Though he is not on staff there, for the past seven years Tooshkening has taught golf at the MontHill Golf and Country Club, a Native-owned facility in Caledonia, Ontario.
Tooshkening, 39, grew up on the Walpole Island First Nation and is a member of the Bkejwanong Territory in southwestern Ontario. He started playing golf at the age of six. His golf skills eventually landed him on the golf team at St. Clair County Community College in Port Huron, Michigan.
After completing the two-year Criminal Justice program there, Tooshkening turned pro.

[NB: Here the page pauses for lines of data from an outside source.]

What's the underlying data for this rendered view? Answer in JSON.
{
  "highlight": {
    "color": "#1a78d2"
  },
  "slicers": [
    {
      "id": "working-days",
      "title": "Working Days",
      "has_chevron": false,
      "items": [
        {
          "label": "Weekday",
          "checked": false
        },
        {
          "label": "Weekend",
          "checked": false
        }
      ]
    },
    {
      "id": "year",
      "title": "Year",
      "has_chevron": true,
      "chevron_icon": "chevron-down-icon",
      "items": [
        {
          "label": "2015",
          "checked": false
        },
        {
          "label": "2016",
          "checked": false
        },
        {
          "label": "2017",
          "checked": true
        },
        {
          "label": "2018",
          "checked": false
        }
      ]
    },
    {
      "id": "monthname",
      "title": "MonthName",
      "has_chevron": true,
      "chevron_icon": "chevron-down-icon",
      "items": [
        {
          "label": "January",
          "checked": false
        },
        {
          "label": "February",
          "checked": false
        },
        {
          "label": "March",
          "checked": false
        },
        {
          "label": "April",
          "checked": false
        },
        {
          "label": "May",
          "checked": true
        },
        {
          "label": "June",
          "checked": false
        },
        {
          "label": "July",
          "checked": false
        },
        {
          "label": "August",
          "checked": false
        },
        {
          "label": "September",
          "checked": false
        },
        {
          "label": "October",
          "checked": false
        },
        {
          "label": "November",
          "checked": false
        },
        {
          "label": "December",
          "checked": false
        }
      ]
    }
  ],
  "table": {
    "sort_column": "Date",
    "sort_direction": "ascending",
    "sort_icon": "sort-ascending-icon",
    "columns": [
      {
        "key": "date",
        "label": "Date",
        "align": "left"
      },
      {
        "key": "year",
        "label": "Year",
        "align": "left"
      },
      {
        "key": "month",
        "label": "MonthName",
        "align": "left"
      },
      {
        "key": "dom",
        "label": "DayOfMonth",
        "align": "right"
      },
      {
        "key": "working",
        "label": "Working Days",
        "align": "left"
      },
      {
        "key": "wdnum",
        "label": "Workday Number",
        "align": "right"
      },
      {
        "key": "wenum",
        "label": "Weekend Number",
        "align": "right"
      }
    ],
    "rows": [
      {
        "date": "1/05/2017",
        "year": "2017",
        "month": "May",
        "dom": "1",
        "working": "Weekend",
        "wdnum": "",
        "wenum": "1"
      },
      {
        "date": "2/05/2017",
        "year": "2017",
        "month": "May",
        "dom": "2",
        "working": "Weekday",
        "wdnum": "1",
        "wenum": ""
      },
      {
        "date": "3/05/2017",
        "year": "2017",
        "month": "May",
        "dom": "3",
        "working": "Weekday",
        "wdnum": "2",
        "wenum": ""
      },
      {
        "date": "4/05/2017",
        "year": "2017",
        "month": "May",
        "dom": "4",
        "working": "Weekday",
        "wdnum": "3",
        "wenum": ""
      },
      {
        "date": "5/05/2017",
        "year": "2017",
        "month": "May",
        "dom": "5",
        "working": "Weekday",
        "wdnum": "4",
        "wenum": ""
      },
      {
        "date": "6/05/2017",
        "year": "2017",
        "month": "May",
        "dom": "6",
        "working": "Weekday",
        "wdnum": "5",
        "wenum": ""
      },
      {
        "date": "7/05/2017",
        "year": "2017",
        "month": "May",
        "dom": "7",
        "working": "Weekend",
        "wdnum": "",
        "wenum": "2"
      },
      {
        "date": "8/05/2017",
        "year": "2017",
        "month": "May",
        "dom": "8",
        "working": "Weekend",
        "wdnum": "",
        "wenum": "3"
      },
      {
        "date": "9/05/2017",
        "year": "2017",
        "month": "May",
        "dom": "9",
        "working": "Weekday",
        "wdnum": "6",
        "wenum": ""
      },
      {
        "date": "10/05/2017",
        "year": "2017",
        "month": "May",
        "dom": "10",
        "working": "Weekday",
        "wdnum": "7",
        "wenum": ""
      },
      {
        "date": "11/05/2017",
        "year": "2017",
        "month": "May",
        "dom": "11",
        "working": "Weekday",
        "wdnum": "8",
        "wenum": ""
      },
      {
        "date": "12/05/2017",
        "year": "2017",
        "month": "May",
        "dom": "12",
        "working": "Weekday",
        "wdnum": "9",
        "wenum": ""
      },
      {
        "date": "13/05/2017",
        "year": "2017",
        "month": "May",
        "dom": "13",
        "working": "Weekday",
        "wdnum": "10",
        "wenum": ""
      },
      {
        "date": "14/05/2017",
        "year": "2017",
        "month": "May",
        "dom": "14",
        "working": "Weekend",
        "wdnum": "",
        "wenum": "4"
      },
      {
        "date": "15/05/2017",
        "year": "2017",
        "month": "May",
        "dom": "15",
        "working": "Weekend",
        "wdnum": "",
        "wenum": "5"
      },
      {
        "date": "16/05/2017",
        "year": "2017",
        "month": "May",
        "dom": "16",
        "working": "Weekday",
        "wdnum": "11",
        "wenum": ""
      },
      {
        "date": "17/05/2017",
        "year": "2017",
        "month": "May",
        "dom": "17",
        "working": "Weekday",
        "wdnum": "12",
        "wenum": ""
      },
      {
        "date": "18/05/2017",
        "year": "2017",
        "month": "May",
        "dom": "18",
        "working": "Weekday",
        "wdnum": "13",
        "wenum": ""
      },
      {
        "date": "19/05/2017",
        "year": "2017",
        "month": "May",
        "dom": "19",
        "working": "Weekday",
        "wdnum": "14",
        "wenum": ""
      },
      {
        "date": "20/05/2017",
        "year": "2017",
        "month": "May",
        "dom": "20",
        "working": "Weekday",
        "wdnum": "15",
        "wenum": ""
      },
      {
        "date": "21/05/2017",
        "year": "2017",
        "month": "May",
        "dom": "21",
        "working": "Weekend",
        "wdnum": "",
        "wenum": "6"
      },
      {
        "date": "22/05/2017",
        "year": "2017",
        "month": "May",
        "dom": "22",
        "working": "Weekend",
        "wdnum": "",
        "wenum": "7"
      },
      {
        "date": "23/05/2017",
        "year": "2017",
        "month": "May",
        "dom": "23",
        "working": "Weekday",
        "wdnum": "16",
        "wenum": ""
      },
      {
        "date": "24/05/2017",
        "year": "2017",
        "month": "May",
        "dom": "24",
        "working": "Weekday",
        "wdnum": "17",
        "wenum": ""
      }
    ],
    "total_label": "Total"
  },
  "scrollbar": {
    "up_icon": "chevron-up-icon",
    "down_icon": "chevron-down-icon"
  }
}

He competed in a few Canadian Tour events as well as some tournaments on the tour organized by the defunct First Nations Golf Association, which attracted many of the top Native players.
While playing in some professional events, most of Tooshkening’s time then was focussed on boosting the pro golf career of his younger sister Cheryl Mitchell, serving as an agent for his sister, managing her contract negotiations as well as her pro golf appearances and public relations.
Mitchell, who retired a couple of years ago, spent the majority of her pro career on the Symetra Tour, which is a step below the prestigious LPGA Tour. Mitchell now assists her brother in running ST Golf Inc.
Through ST Golf Inc., Mitchell and Tooshkening are now hoping to assist budding Native teen golfers on their quest to play at the collegiate level. “When we were younger we didn’t know where to turn to,” Tooshkening says of the days he and his sister were looking to extend their golf careers beyond high school.
Helping others achieve their goals now is a large part of ST Golf Inc.’s mission.
Since March of 2015, Tooshkening has also served as a regional coordinator for the Aboriginal Sport and Wellness Council of Ontario (ASWCO). His duties include working with First Nations communities to build grassroots programs for various sports.
One of ASWCO’s upcoming events is the Ontario Aboriginal Summer Games in July. The golf portion of these Games will be staged at the MontHill Golf and Country Club.